A lot of people probably wouldn’t think of Peru as the place to go after completing a university degree. Instead of heading out on a hedonistic holiday to South East Asia, Taylor Drew decided to take a self-sacrificing volunteer adventure to Peru, and she came back all the richer and all the wiser.

What inspired to volunteer overseas and why Peru?

I was inspired to go to Peru as I have always wanted to visit South America. I have a passion for helping others and travelling. This has been my third volunteer trip and I wanted to go somewhere that would take me completely out of my comfort zone and that would challenge me but allow me to help people, Peru seemed like the place that could help me achieve this.

Had you just finished school or study?

I had just completed my Bachelor degree in Health Science about two weeks before I left for my trip to Peru.

Was this your first time overseas?

I have been travelling overseas since the age of five, however South America is one of two continents I had not travelled to.

Was it difficult getting the paperwork and visas arranged?

A visa was not required if you are staying in Peru for less than 90 days. Paperwork is easy to obtain which includes travel insurance, which is definitely recommended for Peru.

Describe a typical day volunteering in Peru?

A typical day in Peru included breakfast at 8am, then heading to the school our team was working at, at about 9.30am. Team members would either be working on construction, teaching English, Art, Computer or Sport, or visiting the local community. We would usually finish volunteering about 1-1.30pm. After lunch team members either had a Spanish class or the afternoon was free to relax or enjoy time in the Cuzco city centre.

What new skills did you learn in your job?

On my volunteer trip I learned how to speak Spanish to community members, children and other local citizens. During my trip I also learned how to teach children proper hygiene methods in the local school and building fences.

What's your favourite memory from your time in Peru?

My favourite memory of my trip in Peru would be the last day at the local school our team worked at. The school was celebrating Christmas in Peru this is known as Feliz Navidad and there was a beautiful celebration full of plays, singing and dancing.

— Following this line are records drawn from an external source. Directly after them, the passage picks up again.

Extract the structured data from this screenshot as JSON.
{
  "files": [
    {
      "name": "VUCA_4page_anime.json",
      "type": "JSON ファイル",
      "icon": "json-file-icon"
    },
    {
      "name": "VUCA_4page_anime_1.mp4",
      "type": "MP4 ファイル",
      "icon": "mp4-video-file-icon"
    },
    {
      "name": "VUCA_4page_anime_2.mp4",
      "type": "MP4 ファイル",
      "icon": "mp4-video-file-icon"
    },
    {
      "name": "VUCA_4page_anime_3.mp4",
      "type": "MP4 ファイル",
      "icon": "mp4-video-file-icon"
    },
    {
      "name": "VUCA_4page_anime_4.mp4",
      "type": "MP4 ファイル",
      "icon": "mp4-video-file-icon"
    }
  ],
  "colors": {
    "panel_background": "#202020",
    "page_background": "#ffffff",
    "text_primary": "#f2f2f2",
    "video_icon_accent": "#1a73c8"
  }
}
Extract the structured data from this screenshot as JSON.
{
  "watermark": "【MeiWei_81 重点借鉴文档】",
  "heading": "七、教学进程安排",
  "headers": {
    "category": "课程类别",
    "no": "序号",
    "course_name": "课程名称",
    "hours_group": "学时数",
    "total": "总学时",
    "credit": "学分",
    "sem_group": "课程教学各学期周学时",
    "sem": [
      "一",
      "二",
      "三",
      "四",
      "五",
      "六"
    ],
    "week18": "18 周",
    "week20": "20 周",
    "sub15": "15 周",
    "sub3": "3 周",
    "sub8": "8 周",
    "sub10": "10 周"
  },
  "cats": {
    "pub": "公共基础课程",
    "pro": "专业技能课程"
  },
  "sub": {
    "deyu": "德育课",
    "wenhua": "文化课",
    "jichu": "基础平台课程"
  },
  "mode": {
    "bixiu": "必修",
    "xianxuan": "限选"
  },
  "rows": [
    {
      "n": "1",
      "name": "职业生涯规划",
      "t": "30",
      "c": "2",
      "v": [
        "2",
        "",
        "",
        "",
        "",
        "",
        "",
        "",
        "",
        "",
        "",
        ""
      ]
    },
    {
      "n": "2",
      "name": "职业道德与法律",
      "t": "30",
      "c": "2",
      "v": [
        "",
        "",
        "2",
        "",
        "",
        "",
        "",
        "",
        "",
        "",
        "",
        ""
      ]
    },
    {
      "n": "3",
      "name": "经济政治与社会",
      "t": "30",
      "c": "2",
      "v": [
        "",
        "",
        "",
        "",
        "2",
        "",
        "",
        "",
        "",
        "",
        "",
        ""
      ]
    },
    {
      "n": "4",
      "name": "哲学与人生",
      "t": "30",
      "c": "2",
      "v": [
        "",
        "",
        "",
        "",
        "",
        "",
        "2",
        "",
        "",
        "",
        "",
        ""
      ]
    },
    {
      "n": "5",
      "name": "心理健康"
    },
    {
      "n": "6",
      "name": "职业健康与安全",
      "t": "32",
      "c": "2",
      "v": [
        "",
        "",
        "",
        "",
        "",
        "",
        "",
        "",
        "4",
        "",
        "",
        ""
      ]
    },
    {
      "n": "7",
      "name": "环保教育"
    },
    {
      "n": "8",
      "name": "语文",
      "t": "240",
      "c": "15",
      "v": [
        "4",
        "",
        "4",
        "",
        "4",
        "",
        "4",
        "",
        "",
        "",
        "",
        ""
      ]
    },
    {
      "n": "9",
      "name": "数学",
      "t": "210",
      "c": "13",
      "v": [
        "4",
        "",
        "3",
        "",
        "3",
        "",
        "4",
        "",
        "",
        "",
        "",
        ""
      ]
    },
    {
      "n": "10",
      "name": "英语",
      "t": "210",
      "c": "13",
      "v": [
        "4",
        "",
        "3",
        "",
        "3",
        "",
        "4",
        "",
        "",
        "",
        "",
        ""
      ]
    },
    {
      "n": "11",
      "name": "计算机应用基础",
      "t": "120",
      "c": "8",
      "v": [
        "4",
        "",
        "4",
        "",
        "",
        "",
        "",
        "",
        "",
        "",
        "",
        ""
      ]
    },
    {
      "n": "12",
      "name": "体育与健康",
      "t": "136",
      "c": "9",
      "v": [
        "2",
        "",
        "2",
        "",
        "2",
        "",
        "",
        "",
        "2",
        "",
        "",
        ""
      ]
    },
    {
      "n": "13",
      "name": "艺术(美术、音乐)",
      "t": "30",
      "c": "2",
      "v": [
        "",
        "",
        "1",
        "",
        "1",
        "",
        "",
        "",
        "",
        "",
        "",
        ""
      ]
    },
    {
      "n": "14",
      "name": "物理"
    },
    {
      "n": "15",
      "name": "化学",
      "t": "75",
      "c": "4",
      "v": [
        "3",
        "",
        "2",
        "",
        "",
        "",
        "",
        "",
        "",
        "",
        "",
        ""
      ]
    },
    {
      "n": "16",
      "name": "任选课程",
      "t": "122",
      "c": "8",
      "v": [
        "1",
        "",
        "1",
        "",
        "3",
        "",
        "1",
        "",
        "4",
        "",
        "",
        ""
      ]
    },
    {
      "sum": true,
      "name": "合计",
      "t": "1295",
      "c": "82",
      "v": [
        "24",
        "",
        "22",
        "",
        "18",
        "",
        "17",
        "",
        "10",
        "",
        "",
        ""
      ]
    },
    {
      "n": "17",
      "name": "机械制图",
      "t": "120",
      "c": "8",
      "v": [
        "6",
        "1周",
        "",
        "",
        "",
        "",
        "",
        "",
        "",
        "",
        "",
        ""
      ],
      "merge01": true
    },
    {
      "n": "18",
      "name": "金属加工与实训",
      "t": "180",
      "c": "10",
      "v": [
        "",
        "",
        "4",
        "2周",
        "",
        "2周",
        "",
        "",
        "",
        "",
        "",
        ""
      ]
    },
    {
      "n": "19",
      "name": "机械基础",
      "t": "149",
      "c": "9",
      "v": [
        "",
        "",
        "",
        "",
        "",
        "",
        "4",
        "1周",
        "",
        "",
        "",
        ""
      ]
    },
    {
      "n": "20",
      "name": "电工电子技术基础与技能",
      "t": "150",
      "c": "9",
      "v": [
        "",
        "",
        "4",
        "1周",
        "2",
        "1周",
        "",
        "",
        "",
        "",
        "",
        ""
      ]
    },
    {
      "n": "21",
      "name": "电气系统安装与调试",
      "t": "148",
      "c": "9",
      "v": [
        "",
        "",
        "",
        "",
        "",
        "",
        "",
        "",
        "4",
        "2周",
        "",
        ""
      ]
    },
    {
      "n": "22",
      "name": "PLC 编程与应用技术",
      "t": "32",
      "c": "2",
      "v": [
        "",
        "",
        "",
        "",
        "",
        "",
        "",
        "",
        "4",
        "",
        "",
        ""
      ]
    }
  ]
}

At the end we were given local flowers and all the children in the school gave each group member hugs. It was such a sad day to say goodbye but the children and community members were so grateful for the work we had done. It was a day to remember.

What was the biggest challenge you faced during your trip?

Each day is different in Peru and you do not know what to expect. However one of the most challenging experiences was when the organisation took half of the group members to a house visit in the local community. The house was small and not very clean and the family had to live there. It was heartbreaking as they have so little in life but yet the smallest thing such as a box of food supplies made all the difference.

What's the best advice you can offer to someone wanting to travel to Peru to volunteer?

For anyone wanting to travel to Peru to volunteer it really is the experience of a lifetime. You meet so many new people and have the opportunity to enjoy a new culture. While some day’s maybe challenging, if you have an open mind and you enjoy making a difference, you will have the trip of a lifetime.

Rachel Surgeoner

A self-confessed 'food-tourist', I take hunting for the world's greatest sandwich very seriously, my quest has taken me from Berlin to Hoboken. Stopping off only for vintage shopping, craft beers and Mediterranean sunsets.